▸ Exercise instructions:
Using the listing below, please gather every line containing the word "detailed".

▸ Input records:
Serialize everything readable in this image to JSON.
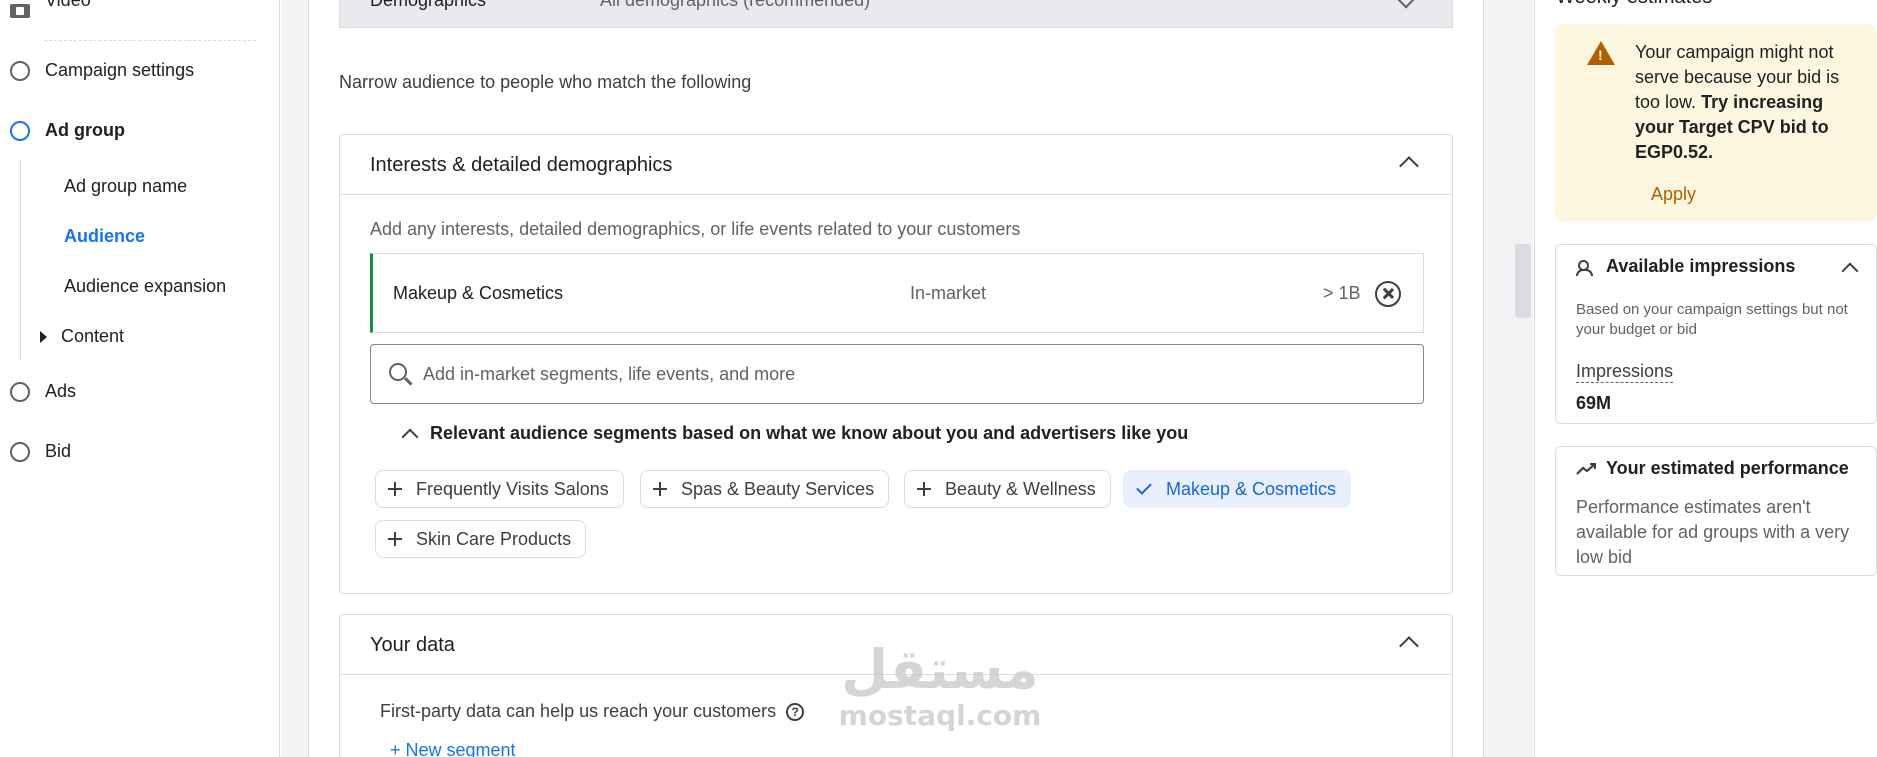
{
  "nav": {
    "video": "Video",
    "campaign_settings": "Campaign settings",
    "ad_group": "Ad group",
    "sub_ad_group_name": "Ad group name",
    "sub_audience": "Audience",
    "sub_audience_expansion": "Audience expansion",
    "sub_content": "Content",
    "ads": "Ads",
    "bid": "Bid"
  },
  "demographics": {
    "label": "Demographics",
    "value": "All demographics (recommended)"
  },
  "narrow_text": "Narrow audience to people who match the following",
  "interests": {
    "title": "Interests & detailed demographics",
    "description": "Add any interests, detailed demographics, or life events related to your customers",
    "selected": {
      "name": "Makeup & Cosmetics",
      "type": "In-market",
      "size": "> 1B"
    },
    "search_placeholder": "Add in-market segments, life events, and more",
    "relevant_title": "Relevant audience segments based on what we know about you and advertisers like you",
    "chips": [
      "Frequently Visits Salons",
      "Spas & Beauty Services",
      "Beauty & Wellness",
      "Makeup & Cosmetics",
      "Skin Care Products"
    ]
  },
  "your_data": {
    "title": "Your data",
    "description": "First-party data can help us reach your customers",
    "new_segment": "+ New segment"
  },
  "watermark": {
    "arabic": "مستقل",
    "latin": "mostaql.com"
  },
  "right": {
    "weekly_title": "Weekly estimates",
    "warning": {
      "text": "Your campaign might not serve because your bid is too low.",
      "bold": "Try increasing your Target CPV bid to EGP0.52.",
      "apply": "Apply",
      "color": "#b06000"
    },
    "impressions": {
      "title": "Available impressions",
      "description": "Based on your campaign settings but not your budget or bid",
      "label": "Impressions",
      "value": "69M"
    },
    "performance": {
      "title": "Your estimated performance",
      "description": "Performance estimates aren't available for ad groups with a very low bid"
    }
  }
}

▸ Written response:
    "title": "Interests & detailed demographics",
    "description": "Add any interests, detailed demographics, or life events related to your customers",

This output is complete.